WHAT YOU ARE ASKED TO DO -
Look through the entries below for the string "date", and copy each line where it is found.

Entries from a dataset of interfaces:
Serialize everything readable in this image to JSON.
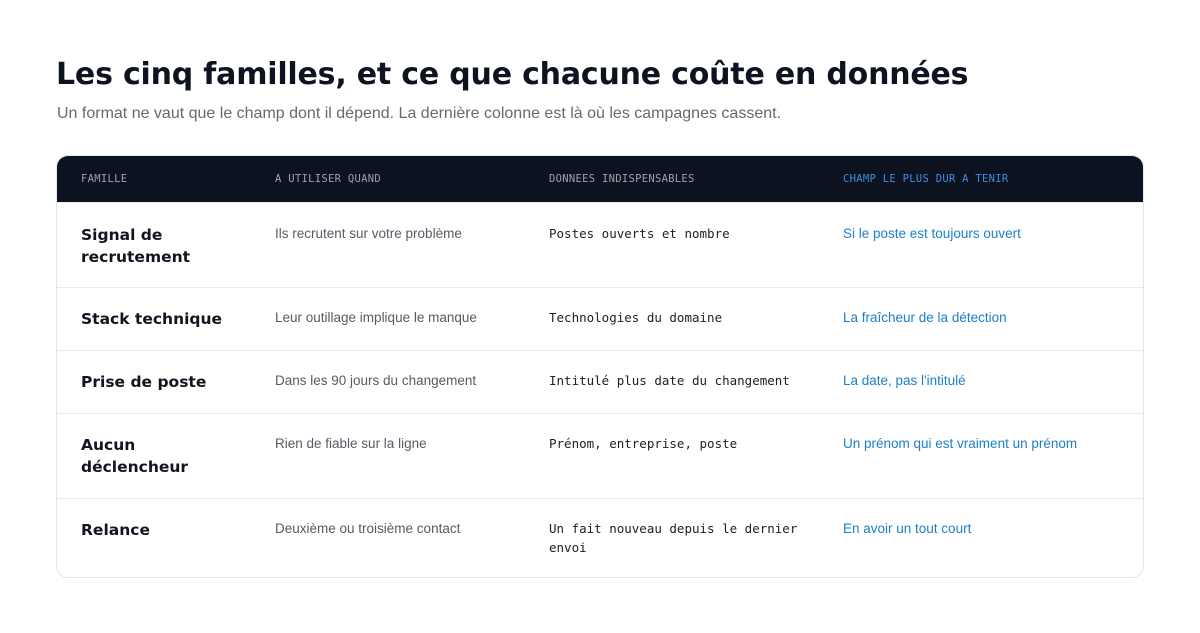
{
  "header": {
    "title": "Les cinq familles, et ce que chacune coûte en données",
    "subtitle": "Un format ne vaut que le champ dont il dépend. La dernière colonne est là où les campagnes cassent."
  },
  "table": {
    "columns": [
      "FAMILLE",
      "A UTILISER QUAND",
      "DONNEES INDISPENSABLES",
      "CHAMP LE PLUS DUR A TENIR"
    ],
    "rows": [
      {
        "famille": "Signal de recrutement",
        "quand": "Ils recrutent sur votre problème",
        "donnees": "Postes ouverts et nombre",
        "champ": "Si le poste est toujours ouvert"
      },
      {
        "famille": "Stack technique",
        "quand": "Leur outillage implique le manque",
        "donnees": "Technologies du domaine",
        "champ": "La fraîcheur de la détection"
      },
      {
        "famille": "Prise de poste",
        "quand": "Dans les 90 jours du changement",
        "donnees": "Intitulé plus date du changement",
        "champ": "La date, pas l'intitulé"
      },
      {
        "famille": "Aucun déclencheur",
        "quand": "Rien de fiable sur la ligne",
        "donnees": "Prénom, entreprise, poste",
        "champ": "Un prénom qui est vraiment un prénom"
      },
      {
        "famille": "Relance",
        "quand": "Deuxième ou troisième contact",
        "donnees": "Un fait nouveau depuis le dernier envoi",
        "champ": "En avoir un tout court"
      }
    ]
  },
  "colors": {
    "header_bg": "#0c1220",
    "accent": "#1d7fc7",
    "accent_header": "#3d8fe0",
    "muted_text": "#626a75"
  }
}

RESPONSE TO THIS TASK -
        "donnees": "Intitulé plus date du changement",
        "champ": "La date, pas l'intitulé"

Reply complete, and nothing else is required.